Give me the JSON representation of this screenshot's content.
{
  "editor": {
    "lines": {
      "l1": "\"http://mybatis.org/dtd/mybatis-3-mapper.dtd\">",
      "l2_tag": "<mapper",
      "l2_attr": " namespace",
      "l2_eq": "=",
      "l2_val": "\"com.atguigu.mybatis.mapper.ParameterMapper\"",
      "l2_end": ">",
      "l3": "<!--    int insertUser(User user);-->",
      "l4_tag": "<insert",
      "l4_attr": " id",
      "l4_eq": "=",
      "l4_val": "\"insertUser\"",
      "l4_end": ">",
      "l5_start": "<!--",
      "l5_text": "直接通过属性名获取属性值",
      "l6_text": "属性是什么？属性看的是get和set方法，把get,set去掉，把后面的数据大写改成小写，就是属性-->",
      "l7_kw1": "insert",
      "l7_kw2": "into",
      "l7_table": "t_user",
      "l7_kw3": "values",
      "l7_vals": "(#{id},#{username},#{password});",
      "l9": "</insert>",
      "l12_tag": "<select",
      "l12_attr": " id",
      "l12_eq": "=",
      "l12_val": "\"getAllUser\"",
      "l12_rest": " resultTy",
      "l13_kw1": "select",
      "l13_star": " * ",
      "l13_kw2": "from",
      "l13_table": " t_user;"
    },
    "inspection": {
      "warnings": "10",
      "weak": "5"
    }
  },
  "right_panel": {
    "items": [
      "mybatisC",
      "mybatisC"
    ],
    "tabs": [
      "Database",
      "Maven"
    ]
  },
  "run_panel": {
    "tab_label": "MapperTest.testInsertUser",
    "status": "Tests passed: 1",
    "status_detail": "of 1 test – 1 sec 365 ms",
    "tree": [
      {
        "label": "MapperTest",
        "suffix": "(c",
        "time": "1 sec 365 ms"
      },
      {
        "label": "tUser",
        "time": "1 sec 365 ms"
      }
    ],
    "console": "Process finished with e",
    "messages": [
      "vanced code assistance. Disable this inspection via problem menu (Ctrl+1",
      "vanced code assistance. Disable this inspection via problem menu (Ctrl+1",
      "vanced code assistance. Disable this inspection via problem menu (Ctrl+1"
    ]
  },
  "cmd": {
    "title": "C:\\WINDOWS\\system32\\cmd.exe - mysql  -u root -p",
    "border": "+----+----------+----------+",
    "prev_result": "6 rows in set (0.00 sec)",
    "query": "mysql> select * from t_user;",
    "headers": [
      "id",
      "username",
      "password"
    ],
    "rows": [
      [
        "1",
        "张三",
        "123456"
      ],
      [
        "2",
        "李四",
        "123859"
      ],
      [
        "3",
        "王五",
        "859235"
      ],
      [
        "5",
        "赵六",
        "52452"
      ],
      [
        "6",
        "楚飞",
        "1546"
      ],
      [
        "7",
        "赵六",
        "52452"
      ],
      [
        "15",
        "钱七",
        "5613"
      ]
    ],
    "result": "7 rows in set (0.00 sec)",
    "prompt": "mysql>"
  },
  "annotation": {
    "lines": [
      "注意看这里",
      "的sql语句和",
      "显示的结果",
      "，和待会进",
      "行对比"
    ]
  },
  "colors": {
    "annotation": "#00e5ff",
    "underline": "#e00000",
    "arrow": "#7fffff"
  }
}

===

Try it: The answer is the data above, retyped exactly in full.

Response for this exercise:
Give me the JSON representation of this screenshot's content.
{
  "editor": {
    "lines": {
      "l1": "\"http://mybatis.org/dtd/mybatis-3-mapper.dtd\">",
      "l2_tag": "<mapper",
      "l2_attr": " namespace",
      "l2_eq": "=",
      "l2_val": "\"com.atguigu.mybatis.mapper.ParameterMapper\"",
      "l2_end": ">",
      "l3": "<!--    int insertUser(User user);-->",
      "l4_tag": "<insert",
      "l4_attr": " id",
      "l4_eq": "=",
      "l4_val": "\"insertUser\"",
      "l4_end": ">",
      "l5_start": "<!--",
      "l5_text": "直接通过属性名获取属性值",
      "l6_text": "属性是什么？属性看的是get和set方法，把get,set去掉，把后面的数据大写改成小写，就是属性-->",
      "l7_kw1": "insert",
      "l7_kw2": "into",
      "l7_table": "t_user",
      "l7_kw3": "values",
      "l7_vals": "(#{id},#{username},#{password});",
      "l9": "</insert>",
      "l12_tag": "<select",
      "l12_attr": " id",
      "l12_eq": "=",
      "l12_val": "\"getAllUser\"",
      "l12_rest": " resultTy",
      "l13_kw1": "select",
      "l13_star": " * ",
      "l13_kw2": "from",
      "l13_table": " t_user;"
    },
    "inspection": {
      "warnings": "10",
      "weak": "5"
    }
  },
  "right_panel": {
    "items": [
      "mybatisC",
      "mybatisC"
    ],
    "tabs": [
      "Database",
      "Maven"
    ]
  },
  "run_panel": {
    "tab_label": "MapperTest.testInsertUser",
    "status": "Tests passed: 1",
    "status_detail": "of 1 test – 1 sec 365 ms",
    "tree": [
      {
        "label": "MapperTest",
        "suffix": "(c",
        "time": "1 sec 365 ms"
      },
      {
        "label": "tUser",
        "time": "1 sec 365 ms"
      }
    ],
    "console": "Process finished with e",
    "messages": [
      "vanced code assistance. Disable this inspection via problem menu (Ctrl+1",
      "vanced code assistance. Disable this inspection via problem menu (Ctrl+1",
      "vanced code assistance. Disable this inspection via problem menu (Ctrl+1"
    ]
  },
  "cmd": {
    "title": "C:\\WINDOWS\\system32\\cmd.exe - mysql  -u root -p",
    "border": "+----+----------+----------+",
    "prev_result": "6 rows in set (0.00 sec)",
    "query": "mysql> select * from t_user;",
    "headers": [
      "id",
      "username",
      "password"
    ],
    "rows": [
      [
        "1",
        "张三",
        "123456"
      ],
      [
        "2",
        "李四",
        "123859"
      ],
      [
        "3",
        "王五",
        "859235"
      ],
      [
        "5",
        "赵六",
        "52452"
      ],
      [
        "6",
        "楚飞",
        "1546"
      ],
      [
        "7",
        "赵六",
        "52452"
      ],
      [
        "15",
        "钱七",
        "5613"
      ]
    ],
    "result": "7 rows in set (0.00 sec)",
    "prompt": "mysql>"
  },
  "annotation": {
    "lines": [
      "注意看这里",
      "的sql语句和",
      "显示的结果",
      "，和待会进",
      "行对比"
    ]
  },
  "colors": {
    "annotation": "#00e5ff",
    "underline": "#e00000",
    "arrow": "#7fffff"
  }
}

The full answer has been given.